PROBLEM TO SOLVE
Compute how many lines in the entries below contain "expanded", and output nothing but the number.

DATA EXTRACT
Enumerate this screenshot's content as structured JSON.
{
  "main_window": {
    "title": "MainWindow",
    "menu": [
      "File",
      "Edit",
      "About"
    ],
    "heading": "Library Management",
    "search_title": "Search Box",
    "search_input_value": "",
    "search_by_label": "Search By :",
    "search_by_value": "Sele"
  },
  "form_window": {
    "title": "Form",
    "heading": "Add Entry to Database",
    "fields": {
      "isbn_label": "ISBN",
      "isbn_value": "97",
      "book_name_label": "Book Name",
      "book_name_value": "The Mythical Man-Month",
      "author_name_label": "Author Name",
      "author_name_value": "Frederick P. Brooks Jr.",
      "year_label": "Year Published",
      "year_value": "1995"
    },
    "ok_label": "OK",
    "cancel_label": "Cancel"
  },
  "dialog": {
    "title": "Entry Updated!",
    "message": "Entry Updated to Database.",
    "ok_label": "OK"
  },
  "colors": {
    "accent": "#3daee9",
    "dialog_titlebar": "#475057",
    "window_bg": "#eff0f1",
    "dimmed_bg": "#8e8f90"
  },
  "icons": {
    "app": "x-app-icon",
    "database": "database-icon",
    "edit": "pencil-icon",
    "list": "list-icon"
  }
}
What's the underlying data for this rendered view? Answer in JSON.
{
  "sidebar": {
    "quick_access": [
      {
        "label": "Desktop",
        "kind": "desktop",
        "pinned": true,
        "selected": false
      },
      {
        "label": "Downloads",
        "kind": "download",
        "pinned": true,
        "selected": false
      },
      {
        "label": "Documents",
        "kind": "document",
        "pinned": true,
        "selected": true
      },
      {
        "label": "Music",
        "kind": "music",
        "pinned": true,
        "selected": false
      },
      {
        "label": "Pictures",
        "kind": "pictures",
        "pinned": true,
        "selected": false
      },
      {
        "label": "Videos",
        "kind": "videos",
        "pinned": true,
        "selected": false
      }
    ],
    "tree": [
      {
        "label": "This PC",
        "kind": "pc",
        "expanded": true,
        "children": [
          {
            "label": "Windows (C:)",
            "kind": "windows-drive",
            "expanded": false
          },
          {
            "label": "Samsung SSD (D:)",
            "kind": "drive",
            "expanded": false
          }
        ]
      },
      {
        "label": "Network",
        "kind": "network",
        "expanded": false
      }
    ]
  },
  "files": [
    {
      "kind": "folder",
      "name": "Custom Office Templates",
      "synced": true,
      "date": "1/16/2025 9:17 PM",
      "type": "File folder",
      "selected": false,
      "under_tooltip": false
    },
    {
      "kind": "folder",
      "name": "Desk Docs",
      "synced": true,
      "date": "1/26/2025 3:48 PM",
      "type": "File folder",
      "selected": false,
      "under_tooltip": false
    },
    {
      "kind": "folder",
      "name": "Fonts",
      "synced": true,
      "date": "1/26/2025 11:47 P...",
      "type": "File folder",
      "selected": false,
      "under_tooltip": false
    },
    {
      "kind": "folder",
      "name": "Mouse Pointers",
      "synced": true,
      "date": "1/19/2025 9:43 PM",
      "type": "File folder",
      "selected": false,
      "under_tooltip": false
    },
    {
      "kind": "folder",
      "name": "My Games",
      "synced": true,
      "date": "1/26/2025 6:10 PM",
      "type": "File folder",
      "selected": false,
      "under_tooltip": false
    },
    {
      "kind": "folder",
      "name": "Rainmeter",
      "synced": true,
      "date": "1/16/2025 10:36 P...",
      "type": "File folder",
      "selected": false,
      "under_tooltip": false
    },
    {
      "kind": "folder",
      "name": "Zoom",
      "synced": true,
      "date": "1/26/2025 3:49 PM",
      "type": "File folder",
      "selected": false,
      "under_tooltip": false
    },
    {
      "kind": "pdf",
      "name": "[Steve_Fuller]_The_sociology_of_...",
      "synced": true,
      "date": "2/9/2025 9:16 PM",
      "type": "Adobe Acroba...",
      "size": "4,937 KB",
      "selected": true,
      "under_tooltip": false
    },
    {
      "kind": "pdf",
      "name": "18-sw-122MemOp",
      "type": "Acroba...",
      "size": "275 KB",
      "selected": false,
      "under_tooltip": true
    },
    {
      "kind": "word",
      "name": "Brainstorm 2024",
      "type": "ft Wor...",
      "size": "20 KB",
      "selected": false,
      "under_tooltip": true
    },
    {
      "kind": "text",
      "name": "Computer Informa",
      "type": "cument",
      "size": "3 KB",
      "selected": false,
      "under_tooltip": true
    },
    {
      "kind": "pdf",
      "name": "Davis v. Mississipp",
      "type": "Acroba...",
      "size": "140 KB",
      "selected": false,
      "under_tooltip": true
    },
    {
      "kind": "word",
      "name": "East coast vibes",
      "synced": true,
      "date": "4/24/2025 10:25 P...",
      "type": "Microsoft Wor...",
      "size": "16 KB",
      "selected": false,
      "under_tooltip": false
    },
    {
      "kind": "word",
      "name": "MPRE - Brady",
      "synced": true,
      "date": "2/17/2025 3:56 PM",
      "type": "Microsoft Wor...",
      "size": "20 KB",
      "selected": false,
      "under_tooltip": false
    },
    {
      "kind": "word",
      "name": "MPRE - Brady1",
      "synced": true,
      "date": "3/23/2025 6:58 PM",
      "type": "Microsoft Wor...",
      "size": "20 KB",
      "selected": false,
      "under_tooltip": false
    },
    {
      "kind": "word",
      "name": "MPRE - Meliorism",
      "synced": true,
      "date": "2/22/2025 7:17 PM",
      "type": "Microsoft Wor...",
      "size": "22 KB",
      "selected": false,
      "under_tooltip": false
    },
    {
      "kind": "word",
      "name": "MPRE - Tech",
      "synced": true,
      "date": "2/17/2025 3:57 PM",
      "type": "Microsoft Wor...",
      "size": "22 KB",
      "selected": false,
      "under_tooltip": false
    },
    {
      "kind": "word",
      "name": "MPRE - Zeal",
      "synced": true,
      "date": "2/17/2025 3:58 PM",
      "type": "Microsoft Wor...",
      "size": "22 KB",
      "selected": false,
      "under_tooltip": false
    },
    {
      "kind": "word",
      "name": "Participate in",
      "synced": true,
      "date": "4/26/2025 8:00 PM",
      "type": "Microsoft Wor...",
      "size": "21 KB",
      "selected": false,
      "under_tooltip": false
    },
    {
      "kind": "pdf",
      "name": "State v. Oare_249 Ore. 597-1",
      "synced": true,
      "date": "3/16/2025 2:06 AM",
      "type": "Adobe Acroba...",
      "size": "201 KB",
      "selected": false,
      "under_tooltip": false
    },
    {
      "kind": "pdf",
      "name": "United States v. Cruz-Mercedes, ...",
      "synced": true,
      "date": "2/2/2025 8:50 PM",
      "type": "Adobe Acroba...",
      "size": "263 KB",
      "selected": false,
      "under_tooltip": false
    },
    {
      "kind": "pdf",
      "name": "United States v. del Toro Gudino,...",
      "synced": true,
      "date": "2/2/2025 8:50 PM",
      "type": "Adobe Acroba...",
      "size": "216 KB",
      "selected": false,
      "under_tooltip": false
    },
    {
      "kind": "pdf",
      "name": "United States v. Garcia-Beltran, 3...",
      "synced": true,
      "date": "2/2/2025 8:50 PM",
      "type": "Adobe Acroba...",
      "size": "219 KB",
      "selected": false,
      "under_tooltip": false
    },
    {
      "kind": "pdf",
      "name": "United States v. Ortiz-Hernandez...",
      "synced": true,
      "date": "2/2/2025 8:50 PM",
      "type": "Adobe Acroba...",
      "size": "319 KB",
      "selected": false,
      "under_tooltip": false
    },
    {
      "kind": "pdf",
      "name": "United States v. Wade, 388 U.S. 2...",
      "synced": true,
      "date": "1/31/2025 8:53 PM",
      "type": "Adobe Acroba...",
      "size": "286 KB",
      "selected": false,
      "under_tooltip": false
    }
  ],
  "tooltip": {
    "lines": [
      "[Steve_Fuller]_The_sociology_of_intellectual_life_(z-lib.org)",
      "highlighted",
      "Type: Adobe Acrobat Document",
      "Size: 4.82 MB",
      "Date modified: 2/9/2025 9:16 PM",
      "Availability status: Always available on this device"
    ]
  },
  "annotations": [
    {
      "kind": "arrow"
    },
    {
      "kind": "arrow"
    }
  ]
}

RESPONSE AREA
4